--Vikas Pota is chief executive of the Varkey GEMS Foundation. The opinions expressed are his own.--
It was results day yesterday for education ministers around the world, and where they’ve come in the class will affect their prospects just as surely as a sixth-former opening their brown envelope. Nowhere around the world will the wait have been more nail-biting than in Michael Gove’s Department for Education.
from Edward Hadas:
The leading theories of economics and finance are usually produced for the rich. Pope Francis deserves praise for suggesting an economics for the poor.
The typical criteria of economic success – such as efficient pricing, fully competitive markets and rapid GDP growth – sound uncaring. And they often are. One problem is that most of the leading theories have an implicit pro-rich bias. For example, the Capital Asset Pricing Model, a basic tool in finance, assumes that the rich investors who can afford to take big bets deserve extra-large rewards when things go well. Or consider how most governments’ economic policy aims first and foremost at GDP growth, basically ignoring the uncomfortable truth that the already rich typically take a disproportionate share of additional production.
By Robert Cole
The author is a Reuters Breakingviews columnist. The opinions expressed are his own.

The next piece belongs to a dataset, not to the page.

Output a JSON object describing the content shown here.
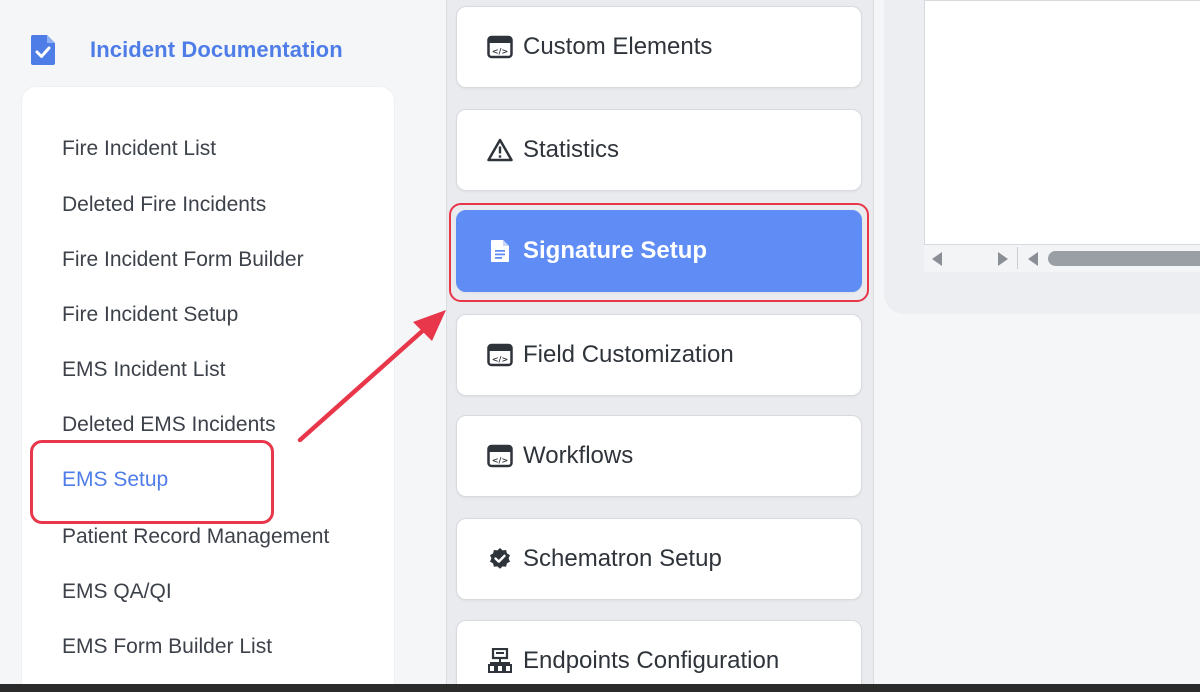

Investors’ patience with Tesco, the UK’s largest supermarket operator, is justifiably wearing thin. Shares in the group rose in early trading on Dec. 4, as the company published third quarter sales figures. But that was probably because the numbers were no worse than expected. The stock price slipped back later in the day. Over the last two years Tesco shares have fallen 16 percent while the FTSE 100 has risen 17 percent.